Is there anyone who actually supports this law that would be happy to walk into work tomorrow and get fired without being provided a reason? No one I have asked has answered with a ‘yes’ so why should anyone else have to worry about it?

And since this law came in back in March 2009, unemployment hasn’t gone down. It has gone up, so this law isn’t working in the ways they want you to believe.

As for another new law that came into effect on April 1st this year, Unions needing an employers permission to enter a worksite. Basically if you need urgent help, you have to wait for your employer to give permission to your union organizer to enter the worksite. How many workers do you know of that has to ask an employer, that is not their own, if they can do the work they were employed to do? This is just ridiculous and pointless.

Freedom of association is an internationally recognized human right – when an employer denies a worker access to his or her union, the employer is taking a basic right out of the hands of the worker.

And while the law states that employers cannot reasonably withhold consent, not every employer will follow this and will unnecessarily waste a lot of people’s time. I just can’t see the reason behind this law to begin with.

So while I have had a few people tell me I should just keep quiet about my experiences and not speak up. I will not be quietened that easily, if I can educate one person from my experiences and hopefully somehow stop them from going through what I have been through then I am happy and speaking up has been worth it.

It is time for people to join together and get organized. While unions are extremely helpful, they can’t do everything by themselves. Only 20% of the worksites are unionized, think of the difference it would make if this number was higher. We would be fighting for better rights, not fighting to keep the ones that were won for us many years ago.
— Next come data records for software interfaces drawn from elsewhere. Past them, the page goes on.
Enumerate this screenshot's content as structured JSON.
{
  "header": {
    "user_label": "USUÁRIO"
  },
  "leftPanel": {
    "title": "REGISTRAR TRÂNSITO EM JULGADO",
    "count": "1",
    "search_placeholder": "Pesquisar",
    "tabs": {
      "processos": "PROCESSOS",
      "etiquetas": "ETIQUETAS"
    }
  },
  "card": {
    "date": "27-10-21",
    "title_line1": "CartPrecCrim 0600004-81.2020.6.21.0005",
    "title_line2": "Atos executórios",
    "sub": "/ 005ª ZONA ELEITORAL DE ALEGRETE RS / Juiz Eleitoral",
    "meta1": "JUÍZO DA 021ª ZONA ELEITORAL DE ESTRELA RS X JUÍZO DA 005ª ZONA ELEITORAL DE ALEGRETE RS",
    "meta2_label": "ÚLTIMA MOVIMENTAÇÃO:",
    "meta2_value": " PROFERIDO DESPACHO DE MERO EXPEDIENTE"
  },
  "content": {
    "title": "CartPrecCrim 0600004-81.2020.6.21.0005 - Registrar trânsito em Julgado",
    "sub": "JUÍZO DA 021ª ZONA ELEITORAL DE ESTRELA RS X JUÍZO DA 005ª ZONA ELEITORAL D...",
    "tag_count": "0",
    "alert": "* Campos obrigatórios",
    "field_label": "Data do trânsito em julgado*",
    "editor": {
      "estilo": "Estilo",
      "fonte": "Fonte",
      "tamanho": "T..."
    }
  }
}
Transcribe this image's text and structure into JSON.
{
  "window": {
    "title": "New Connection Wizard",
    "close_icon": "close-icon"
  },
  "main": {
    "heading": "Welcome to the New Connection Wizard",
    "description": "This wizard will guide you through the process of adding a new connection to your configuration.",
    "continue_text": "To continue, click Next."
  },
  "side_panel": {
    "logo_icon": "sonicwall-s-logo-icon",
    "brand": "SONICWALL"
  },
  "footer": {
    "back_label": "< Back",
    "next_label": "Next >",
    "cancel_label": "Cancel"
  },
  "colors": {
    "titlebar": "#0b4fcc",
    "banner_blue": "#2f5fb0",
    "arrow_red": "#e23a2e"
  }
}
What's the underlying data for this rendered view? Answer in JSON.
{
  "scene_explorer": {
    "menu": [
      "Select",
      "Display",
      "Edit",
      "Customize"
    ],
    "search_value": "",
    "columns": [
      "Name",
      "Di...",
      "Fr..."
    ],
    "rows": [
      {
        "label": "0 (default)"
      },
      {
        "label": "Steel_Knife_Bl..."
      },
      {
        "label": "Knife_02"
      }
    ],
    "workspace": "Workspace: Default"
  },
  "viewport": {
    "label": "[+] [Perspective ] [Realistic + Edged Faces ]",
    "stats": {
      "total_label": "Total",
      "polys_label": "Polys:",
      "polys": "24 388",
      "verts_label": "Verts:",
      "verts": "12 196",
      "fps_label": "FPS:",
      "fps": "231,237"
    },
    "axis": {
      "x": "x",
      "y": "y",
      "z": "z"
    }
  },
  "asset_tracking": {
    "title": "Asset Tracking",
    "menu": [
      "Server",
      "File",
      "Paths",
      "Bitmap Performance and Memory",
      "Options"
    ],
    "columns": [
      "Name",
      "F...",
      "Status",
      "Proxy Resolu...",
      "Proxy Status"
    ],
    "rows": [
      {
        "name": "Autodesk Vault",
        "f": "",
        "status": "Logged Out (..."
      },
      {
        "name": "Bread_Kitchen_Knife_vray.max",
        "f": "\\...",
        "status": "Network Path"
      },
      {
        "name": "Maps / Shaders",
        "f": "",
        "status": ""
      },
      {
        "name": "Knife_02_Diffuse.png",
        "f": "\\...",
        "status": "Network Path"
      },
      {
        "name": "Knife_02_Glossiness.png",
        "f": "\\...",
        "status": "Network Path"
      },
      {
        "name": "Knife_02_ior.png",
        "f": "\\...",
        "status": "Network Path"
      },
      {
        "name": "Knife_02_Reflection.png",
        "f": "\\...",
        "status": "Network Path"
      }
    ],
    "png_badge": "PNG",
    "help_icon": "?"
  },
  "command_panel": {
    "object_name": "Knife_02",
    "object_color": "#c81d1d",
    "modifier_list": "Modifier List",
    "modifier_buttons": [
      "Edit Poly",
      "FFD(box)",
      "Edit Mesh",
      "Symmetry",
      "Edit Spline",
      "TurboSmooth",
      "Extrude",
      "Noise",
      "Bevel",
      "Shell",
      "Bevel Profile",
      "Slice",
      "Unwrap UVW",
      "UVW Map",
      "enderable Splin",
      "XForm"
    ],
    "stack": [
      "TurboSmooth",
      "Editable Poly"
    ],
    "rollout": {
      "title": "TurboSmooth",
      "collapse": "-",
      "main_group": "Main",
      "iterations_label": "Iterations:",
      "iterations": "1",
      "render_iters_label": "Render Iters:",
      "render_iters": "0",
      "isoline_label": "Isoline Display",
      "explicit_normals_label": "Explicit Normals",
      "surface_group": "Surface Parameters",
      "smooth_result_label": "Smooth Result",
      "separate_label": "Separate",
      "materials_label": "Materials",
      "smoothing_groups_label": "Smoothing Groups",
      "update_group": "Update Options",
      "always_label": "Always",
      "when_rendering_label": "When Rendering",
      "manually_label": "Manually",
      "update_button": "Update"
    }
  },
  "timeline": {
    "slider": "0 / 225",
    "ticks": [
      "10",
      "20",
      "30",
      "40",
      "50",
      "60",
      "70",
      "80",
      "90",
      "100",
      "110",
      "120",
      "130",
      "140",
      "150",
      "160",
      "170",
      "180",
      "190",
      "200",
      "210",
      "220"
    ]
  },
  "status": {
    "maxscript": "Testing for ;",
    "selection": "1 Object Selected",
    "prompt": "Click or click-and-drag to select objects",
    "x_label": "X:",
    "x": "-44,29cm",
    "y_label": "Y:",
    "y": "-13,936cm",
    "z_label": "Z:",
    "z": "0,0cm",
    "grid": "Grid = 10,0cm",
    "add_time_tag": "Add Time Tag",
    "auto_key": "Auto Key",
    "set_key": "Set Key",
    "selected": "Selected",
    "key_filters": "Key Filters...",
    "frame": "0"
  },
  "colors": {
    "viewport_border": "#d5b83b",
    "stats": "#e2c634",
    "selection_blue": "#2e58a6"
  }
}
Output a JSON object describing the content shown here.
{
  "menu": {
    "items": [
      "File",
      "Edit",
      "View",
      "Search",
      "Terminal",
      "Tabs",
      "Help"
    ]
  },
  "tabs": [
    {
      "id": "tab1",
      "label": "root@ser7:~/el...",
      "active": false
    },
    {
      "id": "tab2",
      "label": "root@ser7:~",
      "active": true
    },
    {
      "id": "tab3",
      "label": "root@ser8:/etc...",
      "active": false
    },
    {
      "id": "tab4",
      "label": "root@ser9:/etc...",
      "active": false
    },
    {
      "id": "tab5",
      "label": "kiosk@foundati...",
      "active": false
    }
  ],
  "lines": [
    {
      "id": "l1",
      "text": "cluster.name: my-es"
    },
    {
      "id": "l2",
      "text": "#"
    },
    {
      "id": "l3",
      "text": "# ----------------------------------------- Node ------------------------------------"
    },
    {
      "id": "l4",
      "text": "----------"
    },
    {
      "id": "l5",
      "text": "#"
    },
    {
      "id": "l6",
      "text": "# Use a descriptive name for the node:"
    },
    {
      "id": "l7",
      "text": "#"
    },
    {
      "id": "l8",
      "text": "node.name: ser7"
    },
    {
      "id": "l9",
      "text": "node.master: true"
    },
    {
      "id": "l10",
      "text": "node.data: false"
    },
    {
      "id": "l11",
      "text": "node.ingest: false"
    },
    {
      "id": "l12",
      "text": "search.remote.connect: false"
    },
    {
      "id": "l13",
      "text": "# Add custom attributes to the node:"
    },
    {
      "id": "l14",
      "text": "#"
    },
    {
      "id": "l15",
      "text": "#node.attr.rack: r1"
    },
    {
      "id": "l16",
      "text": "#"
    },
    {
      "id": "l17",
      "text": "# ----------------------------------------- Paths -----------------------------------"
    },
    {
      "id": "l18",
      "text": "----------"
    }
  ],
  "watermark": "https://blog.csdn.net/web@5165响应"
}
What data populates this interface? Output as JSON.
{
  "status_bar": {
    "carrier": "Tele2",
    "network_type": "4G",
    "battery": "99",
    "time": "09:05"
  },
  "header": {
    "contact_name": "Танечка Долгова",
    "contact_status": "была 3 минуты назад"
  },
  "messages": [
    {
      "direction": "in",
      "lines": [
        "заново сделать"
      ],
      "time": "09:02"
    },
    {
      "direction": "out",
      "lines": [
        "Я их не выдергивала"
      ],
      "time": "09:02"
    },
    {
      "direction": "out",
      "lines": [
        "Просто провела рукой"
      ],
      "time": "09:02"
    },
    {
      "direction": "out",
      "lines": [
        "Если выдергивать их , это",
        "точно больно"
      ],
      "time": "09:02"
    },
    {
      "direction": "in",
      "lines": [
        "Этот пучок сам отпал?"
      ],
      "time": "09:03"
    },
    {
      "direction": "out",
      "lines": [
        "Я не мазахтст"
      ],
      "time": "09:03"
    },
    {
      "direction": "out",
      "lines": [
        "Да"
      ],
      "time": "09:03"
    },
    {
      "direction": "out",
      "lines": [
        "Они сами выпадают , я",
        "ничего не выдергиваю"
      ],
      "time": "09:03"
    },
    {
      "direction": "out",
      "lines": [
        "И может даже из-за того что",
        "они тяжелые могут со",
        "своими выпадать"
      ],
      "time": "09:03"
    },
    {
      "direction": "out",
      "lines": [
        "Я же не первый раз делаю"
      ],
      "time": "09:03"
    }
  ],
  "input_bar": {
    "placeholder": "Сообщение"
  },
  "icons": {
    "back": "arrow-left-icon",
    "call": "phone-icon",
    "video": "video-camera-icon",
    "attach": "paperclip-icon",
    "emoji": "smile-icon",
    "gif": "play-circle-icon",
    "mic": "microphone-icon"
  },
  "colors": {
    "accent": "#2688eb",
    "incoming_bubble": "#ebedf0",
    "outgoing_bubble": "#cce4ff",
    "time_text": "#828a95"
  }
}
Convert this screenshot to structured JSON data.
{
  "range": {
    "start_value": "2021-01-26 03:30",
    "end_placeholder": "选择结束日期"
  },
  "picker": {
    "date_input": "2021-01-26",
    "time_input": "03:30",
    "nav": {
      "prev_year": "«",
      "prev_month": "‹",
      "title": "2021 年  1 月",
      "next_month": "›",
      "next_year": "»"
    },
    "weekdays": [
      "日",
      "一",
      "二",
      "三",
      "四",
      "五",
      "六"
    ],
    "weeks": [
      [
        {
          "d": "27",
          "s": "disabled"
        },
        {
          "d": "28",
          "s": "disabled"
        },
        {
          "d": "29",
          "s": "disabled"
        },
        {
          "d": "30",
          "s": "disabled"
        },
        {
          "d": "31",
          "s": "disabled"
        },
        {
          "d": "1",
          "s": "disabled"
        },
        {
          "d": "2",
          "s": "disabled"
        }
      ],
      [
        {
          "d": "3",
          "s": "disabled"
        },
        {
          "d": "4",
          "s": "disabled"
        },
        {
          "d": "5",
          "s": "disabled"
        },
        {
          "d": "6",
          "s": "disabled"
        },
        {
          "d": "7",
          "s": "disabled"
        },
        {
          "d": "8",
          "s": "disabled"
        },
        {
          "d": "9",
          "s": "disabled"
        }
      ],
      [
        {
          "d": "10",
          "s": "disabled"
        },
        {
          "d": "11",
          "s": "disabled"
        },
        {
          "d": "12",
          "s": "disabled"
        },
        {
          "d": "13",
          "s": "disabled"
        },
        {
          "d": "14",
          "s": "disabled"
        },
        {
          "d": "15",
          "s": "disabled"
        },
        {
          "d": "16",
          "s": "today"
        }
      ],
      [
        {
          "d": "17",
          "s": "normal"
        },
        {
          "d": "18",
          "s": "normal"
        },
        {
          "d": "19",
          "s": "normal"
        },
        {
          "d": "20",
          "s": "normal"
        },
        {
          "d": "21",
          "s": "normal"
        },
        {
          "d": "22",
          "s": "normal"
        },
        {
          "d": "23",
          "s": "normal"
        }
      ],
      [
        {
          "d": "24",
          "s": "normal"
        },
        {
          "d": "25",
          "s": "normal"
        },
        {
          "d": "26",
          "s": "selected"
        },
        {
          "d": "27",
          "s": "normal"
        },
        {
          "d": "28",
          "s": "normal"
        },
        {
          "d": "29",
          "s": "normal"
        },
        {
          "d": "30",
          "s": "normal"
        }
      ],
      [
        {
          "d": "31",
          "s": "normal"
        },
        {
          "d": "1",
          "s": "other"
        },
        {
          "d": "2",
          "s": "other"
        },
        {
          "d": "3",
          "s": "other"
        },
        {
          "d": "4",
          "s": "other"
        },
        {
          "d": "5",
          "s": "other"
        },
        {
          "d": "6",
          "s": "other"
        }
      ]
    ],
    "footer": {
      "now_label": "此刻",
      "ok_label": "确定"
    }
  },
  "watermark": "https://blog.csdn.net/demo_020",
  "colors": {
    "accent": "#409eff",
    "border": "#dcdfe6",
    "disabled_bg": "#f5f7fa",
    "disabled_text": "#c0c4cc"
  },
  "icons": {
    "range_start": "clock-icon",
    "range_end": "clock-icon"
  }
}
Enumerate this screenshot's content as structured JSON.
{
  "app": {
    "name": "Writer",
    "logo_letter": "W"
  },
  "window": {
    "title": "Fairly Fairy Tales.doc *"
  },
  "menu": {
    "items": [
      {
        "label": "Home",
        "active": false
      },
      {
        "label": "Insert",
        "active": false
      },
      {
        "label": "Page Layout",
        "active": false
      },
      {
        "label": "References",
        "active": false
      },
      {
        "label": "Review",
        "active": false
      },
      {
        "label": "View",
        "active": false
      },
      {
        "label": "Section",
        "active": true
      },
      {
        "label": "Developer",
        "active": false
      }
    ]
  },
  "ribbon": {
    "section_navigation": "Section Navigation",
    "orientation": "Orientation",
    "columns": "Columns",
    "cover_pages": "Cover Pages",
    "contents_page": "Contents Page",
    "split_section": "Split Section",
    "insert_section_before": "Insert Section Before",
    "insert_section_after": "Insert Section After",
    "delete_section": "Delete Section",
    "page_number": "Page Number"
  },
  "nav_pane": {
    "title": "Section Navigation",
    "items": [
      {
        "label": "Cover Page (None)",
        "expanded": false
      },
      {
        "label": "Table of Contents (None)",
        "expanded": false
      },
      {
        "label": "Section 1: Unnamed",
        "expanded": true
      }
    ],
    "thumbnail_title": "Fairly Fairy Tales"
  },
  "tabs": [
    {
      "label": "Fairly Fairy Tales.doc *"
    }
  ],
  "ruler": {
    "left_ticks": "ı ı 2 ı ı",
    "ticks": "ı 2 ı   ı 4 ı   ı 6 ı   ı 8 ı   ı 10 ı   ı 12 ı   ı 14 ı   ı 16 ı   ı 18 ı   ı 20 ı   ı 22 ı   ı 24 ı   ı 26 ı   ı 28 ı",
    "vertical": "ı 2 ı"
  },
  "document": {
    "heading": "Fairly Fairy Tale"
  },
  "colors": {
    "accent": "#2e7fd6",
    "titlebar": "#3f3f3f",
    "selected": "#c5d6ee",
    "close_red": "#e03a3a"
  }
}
Power to the people!

Lisa Stoneham, SA Wellington


Popular posts from this blog

Commentary fron an American member of Socialist Aotearoa

Jacinda Ardern’s Resignation Is Anything But Simple - It’s Time For The Left To Organise

AS CAPITALISM CRASHES< THE RESISTANCE GATHERS! Rally Against Low Pay- $15 per hour minimum wage now!